Yes, 2013 marks the "Goldeneh" anniversary of Allan Sherman's "Hello Muddah, Hello Faddah," here performed by Jewish singer John "Bowzer" Bauman of Sha Na Na on that band's show.
To mark this auspicious anniversary, Mark Cohen has written the first authoritative biography of the parodist: Overweight Sensation: The Life and Comedy of Allan Sherman. It contains many photos and lyrics. Cohen will discuss the book at Max and Benny's Deli in Northbrook on May 27.
The book, like its subject, is both hefty and hilarious. One of its main features is a complete list of Sherman's almost-lost work Goldeneh Moments from Broadway, which Sherman said answered the burning question: "What would have happened, how would it have been, if all of the great Broadway hits of the great Broadway shows had been written by Jewish people?"
"Sherman became a star in 1962 with the Jewish song parody album, My Son, The Folk Singer," Cohen retells. "Then came My Son, The Celebrity and My Son, The Nut. All three albums went gold, sparked a national concert tour and landed him television appearances that brought his comedy to millions."

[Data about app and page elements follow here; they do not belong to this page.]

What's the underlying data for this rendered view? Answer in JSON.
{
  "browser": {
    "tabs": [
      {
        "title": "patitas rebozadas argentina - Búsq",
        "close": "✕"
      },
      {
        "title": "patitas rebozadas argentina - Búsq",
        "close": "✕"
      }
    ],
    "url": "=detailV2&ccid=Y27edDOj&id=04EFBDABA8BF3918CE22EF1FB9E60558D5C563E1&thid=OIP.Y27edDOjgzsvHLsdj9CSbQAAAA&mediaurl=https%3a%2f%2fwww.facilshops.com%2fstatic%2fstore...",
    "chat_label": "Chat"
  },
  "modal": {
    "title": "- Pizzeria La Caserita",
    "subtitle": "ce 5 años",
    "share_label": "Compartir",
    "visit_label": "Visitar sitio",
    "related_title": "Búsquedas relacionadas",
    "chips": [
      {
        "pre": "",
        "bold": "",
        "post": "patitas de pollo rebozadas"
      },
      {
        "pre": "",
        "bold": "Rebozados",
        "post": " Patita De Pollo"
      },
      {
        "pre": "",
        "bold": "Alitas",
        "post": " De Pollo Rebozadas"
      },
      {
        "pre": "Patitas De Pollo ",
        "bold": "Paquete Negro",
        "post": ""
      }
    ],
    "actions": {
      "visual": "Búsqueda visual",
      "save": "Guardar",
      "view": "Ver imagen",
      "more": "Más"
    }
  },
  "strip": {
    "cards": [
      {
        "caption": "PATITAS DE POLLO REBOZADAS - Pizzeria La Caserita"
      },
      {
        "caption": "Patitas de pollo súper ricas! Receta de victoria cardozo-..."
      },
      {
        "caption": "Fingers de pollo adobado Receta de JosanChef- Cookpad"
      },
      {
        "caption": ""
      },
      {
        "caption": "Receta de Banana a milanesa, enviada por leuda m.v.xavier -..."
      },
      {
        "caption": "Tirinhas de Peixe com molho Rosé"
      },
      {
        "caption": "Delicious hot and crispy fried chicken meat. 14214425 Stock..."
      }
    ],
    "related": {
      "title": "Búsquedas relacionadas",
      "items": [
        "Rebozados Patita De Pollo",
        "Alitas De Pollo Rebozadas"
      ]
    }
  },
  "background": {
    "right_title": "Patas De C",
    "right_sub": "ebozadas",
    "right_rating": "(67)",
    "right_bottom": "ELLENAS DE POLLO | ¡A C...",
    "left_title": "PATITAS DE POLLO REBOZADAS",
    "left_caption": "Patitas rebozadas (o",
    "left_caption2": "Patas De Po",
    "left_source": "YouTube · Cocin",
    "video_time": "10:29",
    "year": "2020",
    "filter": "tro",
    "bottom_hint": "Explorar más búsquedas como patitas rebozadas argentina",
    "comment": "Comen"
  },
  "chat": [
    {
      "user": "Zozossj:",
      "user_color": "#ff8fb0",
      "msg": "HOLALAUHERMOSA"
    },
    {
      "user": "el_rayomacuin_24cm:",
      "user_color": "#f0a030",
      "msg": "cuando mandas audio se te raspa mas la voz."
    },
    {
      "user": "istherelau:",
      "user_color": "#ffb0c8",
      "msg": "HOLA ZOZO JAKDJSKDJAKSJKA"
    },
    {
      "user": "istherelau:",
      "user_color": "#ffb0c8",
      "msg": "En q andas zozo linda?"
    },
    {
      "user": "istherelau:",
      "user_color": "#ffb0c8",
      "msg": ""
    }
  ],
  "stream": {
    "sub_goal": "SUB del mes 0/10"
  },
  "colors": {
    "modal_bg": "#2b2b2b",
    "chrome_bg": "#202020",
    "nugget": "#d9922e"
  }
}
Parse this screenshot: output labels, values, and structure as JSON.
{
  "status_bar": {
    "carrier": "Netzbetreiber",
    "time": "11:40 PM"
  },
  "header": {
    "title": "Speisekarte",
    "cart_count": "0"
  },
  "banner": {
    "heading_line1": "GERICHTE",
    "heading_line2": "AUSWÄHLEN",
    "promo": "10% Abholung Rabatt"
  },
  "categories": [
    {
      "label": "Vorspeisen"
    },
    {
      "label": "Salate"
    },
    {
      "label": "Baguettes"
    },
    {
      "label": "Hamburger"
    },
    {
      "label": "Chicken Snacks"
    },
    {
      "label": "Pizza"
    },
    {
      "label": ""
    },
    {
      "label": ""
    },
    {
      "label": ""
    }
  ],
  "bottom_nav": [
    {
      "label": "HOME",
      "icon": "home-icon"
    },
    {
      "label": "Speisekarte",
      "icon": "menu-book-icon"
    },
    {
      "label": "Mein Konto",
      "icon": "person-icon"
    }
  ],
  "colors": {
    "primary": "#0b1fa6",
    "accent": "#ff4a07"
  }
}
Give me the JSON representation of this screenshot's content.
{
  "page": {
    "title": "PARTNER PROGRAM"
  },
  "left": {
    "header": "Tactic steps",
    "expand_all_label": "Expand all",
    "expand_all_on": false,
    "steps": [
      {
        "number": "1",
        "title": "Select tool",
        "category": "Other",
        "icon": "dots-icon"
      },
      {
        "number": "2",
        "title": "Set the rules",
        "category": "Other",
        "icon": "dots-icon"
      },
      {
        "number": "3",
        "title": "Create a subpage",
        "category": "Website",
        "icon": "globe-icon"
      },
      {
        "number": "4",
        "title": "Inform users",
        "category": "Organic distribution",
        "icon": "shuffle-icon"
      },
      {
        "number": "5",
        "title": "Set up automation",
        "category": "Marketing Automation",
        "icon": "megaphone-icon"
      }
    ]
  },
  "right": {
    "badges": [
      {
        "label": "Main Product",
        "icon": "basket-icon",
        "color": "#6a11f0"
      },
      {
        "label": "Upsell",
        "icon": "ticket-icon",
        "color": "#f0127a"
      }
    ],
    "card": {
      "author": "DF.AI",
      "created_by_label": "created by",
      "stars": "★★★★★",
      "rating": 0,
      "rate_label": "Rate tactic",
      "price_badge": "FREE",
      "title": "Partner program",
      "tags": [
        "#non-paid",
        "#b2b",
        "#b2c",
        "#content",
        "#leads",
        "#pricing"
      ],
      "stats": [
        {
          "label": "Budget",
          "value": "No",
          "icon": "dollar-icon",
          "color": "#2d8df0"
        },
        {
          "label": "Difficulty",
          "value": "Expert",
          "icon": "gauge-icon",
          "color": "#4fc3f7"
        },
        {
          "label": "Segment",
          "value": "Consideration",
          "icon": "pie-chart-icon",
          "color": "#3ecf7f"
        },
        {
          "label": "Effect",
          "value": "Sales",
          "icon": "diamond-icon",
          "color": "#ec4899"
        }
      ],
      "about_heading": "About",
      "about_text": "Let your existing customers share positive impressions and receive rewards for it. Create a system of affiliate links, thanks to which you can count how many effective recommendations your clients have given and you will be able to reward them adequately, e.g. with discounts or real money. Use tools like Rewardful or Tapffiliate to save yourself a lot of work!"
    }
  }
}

American Jewish parody songs were at least as old as Yiddish theater, vaudeville or Mickey Katz. But Sherman had a much wider audience. He performed on TV, even with some of the major stars of the day, like Dean Martin and Vic Damone. Hello Muddah won a Grammy and spun off a board game.
Sherman's lyrics were very Jewish indeed. They referred to Jewish holidays and history and they used Yiddish words and accents. But mostly, they were commentary on suburban Jewish life in midcentury America. Sherman even parodied a well-known, perhaps the best-known, Jewish song of all.
Since then, there have been other Jewish song parodists, like Tom Lehrer, whose audience remains somewhat limited… and of course Weird Al Yankovic, who is extremely popular, just not Jewish. Even Adam Sandler has only come across with that one Chanukah song that crossed into the mainstream (even if he does have three versions of it by this point).
And now we have Andy Samberg, who is Jewish, and popular. But his material is decidedly not. Oh, and Sean "Jewmongous" Altman, who is Jewish, and whose material also is… but who has not gotten famous yet (but should be!).
Which leaves us with only Allan Sherman as the one musical comedian in American history who was proudly Jewish in his subject matter and widely popular.
Also, popular widely.